We suggest the following protocol when taking your puppy home to ensure a smooth and healthy transition into their new home.
Stress, lack of sleep, new people, etc. can compromise your pup’s immune system and, unfortunately, puppy parasites can flourish. Being proactive about this can save your pup’s life.
While ALL puppies are treated on a deworming schedule, pups can leave us “clean” only to be home for a week or two and have a parasite. Please know that ALL dogs/puppies have parasites. When you deworm and/or medicate, you can kill all live/active parasites.
However, parasites and protozoa have a plan for survival in place. They lay dormant eggs in the tissues of the host. The ONLY way these eggs can be “activated” is through stress, a compromised immune system, pregnancy (hence the puppy has parasites – they are passed from mama to baby) and sickness/disease. Our job is to treat live parasites and then keep pups healthy and happy to ensure their body is not a place where dormant eggs can be activated.
Unfortunately a puppy is a preferred host. They are 80% water upon birth, grow at an incredibly fast rate and naturally have a compromised immune system. We highly recommend following your veterinarian’s recommendations on a deworming schedule.
After a lot of thought and experience, we recommend you try the following protocol to minimize the activation of dormant parasites:
- Keep the house completely calm and stress-free for three days to a week. No new visitors, limited commotion and minimal handling, will help a lot. Treat them like a newborn baby coming home. When you come home or have visitors stop by, please keep all shoes at the door. Parvo can be brought inside on the bottom of shoes, and that’s a nasty illness for little pups.
- Do not wake up a sleeping pup. Puppies can sleep an incredible amount of time, so don’t worry if it seems like a lot the first few weeks. As long as your pup wakes up with energy, eats well, drinks well and goes potty, things are all good. As they get older they will start sleeping less and playing more.
- Mushy poop is common with stress and is not unusual after the ride home and during their first few days in their new home and environment. You can add a large spoonful of canned pumpkin (not pumpkin pie filling, which can have other ingredients) for the first five days to help firm it back up. If their poop is consistently mushy you can switch them to boiled hamburger or chicken and white rice. Be careful to make sure there are no added seasonings and it is very bland. A nice bland diet is imperative during a tough transition.
As soon as the stools start to become firm, you can start SLOWLY adding kibble back into their diet. I would give it a good 5 days before fully taking them off the chicken & rice or pumpkin, just for good measure. If they get mushy again, you’ve done it too fast, so just cut it back a little for another day. You can make large batches of boiled hamburger or chicken at a time and keep it in the fridge or even freeze it prior to the puppy coming home.
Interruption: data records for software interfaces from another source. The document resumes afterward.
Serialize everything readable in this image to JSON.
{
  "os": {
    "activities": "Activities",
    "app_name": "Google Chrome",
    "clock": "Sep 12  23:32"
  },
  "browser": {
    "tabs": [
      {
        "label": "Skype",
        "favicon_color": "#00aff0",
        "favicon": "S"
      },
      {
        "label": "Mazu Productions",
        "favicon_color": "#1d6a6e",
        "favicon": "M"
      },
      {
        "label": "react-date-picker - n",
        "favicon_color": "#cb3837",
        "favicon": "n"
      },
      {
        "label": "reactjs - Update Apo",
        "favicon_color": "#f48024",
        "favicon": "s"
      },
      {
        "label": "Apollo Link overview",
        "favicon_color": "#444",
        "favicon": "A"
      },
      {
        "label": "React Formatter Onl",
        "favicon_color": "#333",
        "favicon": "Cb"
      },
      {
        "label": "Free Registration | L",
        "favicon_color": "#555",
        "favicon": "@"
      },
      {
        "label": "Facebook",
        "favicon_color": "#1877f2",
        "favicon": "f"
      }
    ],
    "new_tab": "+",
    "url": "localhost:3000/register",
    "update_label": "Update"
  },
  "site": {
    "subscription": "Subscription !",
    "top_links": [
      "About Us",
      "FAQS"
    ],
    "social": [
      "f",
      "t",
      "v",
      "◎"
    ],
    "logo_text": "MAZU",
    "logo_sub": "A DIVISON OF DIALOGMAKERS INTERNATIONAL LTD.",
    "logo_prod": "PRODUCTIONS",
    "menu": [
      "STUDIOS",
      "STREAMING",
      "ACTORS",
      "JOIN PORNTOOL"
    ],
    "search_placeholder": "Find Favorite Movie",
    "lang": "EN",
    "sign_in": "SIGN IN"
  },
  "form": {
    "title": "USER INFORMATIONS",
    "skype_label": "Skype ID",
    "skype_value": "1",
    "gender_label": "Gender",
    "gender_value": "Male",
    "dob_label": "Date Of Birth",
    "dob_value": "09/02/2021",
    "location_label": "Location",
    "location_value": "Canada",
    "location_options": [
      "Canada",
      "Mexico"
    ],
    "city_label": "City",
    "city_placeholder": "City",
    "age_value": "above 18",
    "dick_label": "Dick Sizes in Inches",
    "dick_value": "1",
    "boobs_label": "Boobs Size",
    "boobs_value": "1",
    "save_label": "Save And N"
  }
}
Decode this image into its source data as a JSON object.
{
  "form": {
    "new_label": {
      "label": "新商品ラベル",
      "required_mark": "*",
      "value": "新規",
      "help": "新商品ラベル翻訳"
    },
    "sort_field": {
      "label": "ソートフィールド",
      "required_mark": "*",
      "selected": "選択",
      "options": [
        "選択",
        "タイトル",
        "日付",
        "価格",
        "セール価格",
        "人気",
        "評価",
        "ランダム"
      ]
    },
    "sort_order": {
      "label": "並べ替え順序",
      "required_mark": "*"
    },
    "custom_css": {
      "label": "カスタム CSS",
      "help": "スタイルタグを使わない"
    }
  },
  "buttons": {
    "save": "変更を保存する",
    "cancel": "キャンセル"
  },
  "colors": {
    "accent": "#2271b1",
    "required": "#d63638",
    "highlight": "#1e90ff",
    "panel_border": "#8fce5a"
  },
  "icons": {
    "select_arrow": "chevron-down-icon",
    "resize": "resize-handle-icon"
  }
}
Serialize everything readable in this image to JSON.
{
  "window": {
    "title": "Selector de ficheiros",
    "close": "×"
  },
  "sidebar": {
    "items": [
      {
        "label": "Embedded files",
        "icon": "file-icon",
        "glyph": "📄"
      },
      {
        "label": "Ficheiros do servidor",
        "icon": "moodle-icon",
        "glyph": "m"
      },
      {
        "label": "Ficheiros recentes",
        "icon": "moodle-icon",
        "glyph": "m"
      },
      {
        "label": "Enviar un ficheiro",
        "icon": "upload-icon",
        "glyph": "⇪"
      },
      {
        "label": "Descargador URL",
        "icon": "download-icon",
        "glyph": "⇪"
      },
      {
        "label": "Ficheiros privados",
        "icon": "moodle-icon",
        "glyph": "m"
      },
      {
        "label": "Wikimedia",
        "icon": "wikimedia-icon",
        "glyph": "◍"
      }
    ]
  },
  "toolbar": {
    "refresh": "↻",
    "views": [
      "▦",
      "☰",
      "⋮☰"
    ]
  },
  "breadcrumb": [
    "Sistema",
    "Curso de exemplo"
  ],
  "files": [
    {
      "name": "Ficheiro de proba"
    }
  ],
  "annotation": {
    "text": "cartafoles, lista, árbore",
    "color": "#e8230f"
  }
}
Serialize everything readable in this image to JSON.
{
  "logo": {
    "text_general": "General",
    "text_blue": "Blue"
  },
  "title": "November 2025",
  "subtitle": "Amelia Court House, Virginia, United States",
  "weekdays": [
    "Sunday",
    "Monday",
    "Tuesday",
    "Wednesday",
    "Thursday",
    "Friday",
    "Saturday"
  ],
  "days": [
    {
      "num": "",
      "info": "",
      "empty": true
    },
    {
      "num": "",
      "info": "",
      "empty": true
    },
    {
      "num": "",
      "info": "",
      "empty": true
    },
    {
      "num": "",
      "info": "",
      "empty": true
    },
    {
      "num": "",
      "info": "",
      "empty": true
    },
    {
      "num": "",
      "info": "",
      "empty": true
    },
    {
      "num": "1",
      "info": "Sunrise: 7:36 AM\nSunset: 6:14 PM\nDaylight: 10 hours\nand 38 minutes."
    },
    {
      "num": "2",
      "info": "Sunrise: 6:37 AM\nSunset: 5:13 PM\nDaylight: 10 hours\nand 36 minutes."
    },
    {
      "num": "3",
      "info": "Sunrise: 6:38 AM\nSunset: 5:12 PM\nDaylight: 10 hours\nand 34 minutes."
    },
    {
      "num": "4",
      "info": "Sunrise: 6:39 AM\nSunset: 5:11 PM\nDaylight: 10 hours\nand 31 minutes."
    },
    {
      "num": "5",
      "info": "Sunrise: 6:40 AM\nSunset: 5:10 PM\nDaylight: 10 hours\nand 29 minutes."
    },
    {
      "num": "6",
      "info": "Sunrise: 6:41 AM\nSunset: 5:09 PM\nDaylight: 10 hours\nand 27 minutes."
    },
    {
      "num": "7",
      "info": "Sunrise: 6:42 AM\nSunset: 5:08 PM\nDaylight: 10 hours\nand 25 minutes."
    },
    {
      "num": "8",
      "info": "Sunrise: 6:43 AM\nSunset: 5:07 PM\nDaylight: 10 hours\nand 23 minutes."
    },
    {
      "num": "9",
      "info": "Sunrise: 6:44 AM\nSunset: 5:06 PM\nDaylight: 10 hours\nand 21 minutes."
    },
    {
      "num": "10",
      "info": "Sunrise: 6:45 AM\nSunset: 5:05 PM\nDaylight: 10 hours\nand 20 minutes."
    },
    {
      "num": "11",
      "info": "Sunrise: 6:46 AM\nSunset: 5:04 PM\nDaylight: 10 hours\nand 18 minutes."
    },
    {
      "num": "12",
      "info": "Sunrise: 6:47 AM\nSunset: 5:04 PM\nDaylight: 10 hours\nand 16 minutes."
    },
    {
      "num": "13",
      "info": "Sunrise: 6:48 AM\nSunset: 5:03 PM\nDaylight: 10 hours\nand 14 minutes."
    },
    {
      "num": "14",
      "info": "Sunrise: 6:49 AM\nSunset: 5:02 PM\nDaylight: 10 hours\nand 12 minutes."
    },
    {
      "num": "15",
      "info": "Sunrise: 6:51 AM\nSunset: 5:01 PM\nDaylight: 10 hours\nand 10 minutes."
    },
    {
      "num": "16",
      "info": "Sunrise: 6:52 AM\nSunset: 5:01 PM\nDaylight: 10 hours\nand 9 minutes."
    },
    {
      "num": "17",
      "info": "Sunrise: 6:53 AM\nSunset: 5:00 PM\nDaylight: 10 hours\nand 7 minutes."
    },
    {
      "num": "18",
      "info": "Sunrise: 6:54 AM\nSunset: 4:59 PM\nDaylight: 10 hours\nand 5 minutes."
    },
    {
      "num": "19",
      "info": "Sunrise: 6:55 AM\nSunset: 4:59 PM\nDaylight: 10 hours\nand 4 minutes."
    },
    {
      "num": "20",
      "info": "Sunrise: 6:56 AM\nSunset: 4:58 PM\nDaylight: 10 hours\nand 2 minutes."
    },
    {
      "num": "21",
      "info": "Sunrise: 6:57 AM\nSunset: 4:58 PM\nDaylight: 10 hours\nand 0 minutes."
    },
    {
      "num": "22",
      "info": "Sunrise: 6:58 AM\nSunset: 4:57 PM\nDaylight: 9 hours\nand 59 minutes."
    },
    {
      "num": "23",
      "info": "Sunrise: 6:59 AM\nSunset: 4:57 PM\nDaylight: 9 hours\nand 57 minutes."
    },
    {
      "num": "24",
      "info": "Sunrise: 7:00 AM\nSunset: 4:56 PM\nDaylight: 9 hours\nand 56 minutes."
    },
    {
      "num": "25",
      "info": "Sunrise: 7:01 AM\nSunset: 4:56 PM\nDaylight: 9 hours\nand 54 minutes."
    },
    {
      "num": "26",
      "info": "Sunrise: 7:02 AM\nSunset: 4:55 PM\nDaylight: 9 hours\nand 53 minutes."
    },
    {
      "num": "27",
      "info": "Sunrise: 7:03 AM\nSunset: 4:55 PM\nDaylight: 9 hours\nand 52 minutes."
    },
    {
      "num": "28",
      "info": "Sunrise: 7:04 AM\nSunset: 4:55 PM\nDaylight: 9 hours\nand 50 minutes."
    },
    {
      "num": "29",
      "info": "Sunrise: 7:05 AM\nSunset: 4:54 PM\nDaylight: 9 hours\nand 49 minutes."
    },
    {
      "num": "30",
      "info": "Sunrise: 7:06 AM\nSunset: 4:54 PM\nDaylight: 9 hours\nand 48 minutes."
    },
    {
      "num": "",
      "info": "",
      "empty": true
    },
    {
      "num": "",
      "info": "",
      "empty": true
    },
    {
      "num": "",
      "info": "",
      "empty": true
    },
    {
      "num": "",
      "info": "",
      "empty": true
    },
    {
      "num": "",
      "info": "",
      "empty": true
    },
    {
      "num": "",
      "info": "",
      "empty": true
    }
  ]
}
- Do not feed ANY treats (including bones) while their poop is mushy. Just the diet above until it is normal again and they are fully back on kibble. You don’t want to cause an upset tummy due to food or treats, upset tummies create a nice environment for parasites.
- I also strongly recommend adding a good probiotic to their food.
When to worry:
- Poop contains mucus or blood. If this happens, feed ONLY a bland diet with no bones or treats for 24 hours. If the condition remains, call your vet for further instructions.
- Puppy is lethargic, does not play or refuses to eat. Call your vet for further instructions.
- Puppy can’t poop and vomits. This can indicate he or she ate something and has a blockage. This is an emergency. Seek immediate veterinary care.
- Liquid poop. Be careful. A puppy can dehydrate rapidly. Keep them hydrated. If poop does not improve quickly, a visit to the vet will likely be needed.
I hope this makes the transition for your puppy easier and healthier. Thank you for ensuring their safety and well-being!